One of nature’s sweetest smells comes from lily-of-the-valley, a low, spreading plant with pointed leaves and sprays of small white flowers that grows wild in European woodland. Convallaria majalis, its Latin name, refers to the fact that it generally flowers in May – and in France little bunches of the flowers are given as keepsakes on the first of the month.

Flower scents form one of the foundation stones of perfumery, but many people are surprised to discover that there’s more to creating a floral perfume than grabbing a phial of rose or jasmine extract and pouring it into a posh bottle.

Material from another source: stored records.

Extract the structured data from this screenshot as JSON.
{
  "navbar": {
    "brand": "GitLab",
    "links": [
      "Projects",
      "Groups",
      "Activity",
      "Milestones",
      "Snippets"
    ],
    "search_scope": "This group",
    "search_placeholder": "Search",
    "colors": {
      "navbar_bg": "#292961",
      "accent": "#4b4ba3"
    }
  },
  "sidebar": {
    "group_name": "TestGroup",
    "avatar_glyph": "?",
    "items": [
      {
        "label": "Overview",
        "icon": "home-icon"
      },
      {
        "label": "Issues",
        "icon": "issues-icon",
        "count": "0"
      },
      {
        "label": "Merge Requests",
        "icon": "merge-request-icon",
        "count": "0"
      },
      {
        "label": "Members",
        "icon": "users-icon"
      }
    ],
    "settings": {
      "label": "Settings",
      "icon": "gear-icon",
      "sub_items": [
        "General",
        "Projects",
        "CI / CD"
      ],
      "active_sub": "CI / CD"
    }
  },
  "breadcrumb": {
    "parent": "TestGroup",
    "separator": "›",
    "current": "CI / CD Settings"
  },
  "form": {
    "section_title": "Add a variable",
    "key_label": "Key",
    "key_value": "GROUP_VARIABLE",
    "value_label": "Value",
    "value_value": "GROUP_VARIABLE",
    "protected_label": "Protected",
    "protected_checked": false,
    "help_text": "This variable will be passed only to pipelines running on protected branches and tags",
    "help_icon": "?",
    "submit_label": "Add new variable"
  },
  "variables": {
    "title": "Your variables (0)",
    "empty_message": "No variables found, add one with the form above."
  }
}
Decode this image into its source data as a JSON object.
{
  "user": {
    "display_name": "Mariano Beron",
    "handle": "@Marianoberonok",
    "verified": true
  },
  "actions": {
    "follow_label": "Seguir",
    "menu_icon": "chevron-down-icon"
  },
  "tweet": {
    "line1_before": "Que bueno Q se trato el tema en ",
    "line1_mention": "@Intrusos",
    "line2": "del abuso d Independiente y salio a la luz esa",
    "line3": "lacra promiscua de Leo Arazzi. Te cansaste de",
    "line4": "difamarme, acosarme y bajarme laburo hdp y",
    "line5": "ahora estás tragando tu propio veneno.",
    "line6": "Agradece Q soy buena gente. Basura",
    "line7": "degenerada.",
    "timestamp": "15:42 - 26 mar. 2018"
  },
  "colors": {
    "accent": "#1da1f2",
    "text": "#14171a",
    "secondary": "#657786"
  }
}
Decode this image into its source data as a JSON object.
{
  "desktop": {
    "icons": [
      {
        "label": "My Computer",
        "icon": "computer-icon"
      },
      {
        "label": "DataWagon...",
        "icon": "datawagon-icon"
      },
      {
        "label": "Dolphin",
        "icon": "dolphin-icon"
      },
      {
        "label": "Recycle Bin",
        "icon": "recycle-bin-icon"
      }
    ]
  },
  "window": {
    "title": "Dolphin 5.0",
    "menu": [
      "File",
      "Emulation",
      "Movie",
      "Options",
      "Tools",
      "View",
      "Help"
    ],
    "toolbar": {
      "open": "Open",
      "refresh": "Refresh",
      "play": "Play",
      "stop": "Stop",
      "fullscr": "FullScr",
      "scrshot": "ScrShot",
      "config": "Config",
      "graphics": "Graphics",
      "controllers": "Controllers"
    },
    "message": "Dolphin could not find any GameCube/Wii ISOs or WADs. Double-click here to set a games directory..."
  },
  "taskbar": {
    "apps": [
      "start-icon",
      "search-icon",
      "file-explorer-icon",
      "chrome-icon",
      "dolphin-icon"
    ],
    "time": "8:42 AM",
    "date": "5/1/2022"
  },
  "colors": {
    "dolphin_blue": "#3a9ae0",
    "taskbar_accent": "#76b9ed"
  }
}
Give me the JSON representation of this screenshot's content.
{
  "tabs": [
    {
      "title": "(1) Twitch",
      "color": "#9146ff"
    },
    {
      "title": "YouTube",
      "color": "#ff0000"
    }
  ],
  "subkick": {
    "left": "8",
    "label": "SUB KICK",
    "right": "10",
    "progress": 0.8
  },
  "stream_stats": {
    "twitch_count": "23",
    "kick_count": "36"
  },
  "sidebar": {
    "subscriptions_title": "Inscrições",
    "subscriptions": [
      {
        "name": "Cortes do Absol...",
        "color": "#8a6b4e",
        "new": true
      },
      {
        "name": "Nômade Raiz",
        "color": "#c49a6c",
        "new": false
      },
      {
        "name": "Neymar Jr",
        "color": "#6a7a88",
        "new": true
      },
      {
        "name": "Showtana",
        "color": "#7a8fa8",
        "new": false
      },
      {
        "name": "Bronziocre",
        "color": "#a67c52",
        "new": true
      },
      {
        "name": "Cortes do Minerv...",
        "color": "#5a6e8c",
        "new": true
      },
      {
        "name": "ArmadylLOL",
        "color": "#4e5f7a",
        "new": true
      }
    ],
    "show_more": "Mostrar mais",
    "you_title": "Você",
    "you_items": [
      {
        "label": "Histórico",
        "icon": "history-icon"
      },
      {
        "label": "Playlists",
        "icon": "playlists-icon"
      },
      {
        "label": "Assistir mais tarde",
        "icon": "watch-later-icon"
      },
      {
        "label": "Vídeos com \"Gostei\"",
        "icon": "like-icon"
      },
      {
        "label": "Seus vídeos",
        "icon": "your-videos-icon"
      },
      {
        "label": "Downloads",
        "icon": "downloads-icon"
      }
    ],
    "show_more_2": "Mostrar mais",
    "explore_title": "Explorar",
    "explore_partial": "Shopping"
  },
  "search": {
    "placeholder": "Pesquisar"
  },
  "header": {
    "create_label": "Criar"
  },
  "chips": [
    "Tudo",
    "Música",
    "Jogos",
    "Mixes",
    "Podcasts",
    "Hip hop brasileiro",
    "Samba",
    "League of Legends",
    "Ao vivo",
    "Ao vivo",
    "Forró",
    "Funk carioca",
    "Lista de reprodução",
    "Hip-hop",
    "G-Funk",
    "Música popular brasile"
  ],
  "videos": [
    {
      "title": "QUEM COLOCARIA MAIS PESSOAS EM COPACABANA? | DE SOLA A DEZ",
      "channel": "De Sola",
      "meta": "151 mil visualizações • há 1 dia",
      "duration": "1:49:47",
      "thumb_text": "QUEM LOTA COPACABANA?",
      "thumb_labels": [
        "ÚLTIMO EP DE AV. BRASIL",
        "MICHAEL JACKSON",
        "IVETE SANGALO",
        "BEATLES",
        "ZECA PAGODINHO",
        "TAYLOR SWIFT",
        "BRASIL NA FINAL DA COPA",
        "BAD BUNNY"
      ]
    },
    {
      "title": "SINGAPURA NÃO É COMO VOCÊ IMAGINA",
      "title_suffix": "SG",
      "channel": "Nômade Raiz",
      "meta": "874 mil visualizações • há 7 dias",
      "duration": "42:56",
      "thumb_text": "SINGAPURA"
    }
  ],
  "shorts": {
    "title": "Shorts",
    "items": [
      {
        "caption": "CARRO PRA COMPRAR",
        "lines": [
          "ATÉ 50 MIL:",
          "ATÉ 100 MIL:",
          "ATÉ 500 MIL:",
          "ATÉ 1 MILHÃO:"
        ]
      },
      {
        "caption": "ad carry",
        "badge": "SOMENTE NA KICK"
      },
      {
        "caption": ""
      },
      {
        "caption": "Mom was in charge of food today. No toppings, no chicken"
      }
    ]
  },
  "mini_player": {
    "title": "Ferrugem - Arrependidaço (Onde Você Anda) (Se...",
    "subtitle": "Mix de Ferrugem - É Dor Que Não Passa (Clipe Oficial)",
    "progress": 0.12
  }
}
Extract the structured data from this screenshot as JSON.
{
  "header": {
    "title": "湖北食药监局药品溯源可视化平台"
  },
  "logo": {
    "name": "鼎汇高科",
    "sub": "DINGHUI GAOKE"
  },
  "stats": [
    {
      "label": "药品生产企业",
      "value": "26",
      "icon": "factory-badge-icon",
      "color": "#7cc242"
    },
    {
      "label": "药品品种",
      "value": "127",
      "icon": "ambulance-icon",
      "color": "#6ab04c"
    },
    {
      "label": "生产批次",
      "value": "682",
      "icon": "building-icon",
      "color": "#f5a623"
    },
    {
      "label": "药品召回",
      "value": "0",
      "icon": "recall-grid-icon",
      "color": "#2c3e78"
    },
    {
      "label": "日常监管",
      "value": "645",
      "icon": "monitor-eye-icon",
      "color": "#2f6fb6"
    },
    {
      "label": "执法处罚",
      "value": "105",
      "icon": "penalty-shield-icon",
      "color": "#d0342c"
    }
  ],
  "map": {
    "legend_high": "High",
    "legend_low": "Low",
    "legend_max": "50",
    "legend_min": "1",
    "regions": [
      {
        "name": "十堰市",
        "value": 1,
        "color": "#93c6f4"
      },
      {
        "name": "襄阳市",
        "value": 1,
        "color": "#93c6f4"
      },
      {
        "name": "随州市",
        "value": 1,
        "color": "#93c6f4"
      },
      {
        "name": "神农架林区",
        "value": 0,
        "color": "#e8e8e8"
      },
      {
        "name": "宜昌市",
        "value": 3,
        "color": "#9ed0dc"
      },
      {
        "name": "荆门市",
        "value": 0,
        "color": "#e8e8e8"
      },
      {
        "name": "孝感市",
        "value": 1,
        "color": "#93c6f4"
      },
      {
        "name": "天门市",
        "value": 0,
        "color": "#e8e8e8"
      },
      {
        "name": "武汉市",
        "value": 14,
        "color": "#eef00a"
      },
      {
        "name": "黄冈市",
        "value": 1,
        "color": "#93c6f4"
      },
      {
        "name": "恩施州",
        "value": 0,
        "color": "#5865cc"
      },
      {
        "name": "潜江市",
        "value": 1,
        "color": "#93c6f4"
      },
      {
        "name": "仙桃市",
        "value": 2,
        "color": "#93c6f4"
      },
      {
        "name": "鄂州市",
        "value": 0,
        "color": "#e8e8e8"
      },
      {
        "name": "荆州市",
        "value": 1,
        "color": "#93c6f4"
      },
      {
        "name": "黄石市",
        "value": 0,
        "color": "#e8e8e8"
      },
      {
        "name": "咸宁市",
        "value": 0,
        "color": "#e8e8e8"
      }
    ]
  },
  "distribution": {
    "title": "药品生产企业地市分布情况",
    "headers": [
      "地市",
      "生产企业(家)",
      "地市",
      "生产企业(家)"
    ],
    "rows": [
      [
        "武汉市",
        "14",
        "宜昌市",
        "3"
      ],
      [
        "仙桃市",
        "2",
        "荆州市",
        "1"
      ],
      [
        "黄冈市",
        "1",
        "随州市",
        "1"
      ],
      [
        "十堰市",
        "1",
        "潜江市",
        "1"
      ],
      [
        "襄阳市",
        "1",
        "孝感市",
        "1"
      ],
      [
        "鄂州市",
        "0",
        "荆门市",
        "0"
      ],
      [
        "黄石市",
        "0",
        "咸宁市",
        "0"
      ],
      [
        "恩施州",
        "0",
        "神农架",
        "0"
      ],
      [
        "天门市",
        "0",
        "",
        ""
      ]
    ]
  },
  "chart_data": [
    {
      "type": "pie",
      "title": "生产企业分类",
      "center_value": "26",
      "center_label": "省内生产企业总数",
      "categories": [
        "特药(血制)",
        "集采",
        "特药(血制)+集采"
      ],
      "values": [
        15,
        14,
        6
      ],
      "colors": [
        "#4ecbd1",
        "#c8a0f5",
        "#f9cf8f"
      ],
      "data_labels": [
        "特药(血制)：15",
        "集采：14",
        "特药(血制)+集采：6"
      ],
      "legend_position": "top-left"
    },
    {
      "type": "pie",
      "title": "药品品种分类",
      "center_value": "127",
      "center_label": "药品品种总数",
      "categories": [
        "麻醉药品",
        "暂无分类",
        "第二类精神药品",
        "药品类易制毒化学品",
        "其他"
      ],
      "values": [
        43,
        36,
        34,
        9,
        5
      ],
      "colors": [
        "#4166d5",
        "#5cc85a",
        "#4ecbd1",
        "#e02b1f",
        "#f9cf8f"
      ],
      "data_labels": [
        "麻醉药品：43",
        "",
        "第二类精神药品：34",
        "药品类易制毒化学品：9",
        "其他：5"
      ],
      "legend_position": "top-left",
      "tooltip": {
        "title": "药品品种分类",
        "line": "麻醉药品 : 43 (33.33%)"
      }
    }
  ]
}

Virtually all floral scents are recreations or reinterpretations of the flowers that they reference, for a variety of reasons, and that’s very much the case when it comes to lily-of-the-valley.

First, while we can all call to mind the smell of ‘rose’, ’jasmine’, ‘lavender’ and so on, the smell of real flowers is actually very variable, depending on the particular species or cultivar as well as where and when they’re grown. Some roses smell heavy and lush; others smell light and fresh and quite cool. Lavender grown at low altitudes smells less refined than lavender grown higher up, and other conditions affect flower scents just as much. Even if they’re grown in the same place, one year’s crop may smell quite different from the following year simply because of different weather. In other words there isn’t just one ‘jasmine’ or ‘rose’ essence for perfumers to choose from: there are hundreds.

Second, there’s a huge variation in quality of perfume extracts, from unpleasantly crude (and generally cheap) to exquisitely refined (and usually expensive), depending on which supplier they’re purchased from. And third, even the most refined floral extracts rarely capture the full depth and complexity of flowers in their natural state.

Fourth, professional perfumers love a challenge, and while recreating the smell of a particular flower is often a challenge in itself, it’s rare for them not to add some personal twists of their own; otherwise you could say that all they’re doing is copying from nature.

Fifth – and this is where 'Muguet Porcelaine' comes back in – some of the most beautifully scented flowers have the odd property of being almost impossible to capture, and that includes lily-of-the-valley. Perfume oils and essences are generally extracted using wax (in the past) or solvents (today), but try doing that with lily-of-the-valley or violet flowers and you get hardly any scent at all. Flowers like these are referred to as ‘mute’.

So when it comes to recreating the sweet, slightly lemony scent of lily-of-the-valley – which resembles a fresher, less cloying version of jasmine – perfumers have to be very clever indeed, using combinations of other scents. It’s a bit like a painter having to mix red without having any red paint to work with. Making a perfume smell convincingly like lily-of-the-valley is a technical achievement in itself, but it takes a perfumer of outstanding talent to give it an appealing extra twist.

Luckily Hermès can call on Jean-Claude Ellena, widely recognised as one of the leading perfumers of our time. He describes his approach thus: ‘I don’t recall ever having challenged a scent in this way. Firstly, in a physical, hedonistic way, because I wanted to snatch the fragrance of these flowers from the dawn sky, together with that of the foliage that envelops them. And then, in a cerebral way, I worked on the coolness of its aura, the delicacy of its opalescence and the ethereal nature of its existence.’

The result is a deliciously fresh, true scent, with hints of lemon, jasmine and fresh hay, but also with ‘greener’ notes that give it an intriguing touch of extra depth and individuality. That green-ness is reflected in its heavy glass bottle, suffused with green, and the leaf-green leather-bound cap.

Sadly, 'Muguet Porcelaine' is Jean-Claude Ellena’s final perfume as Hermès’ in-house perfumer, but it’s a sparkling swansong: this is what we call going out on a high.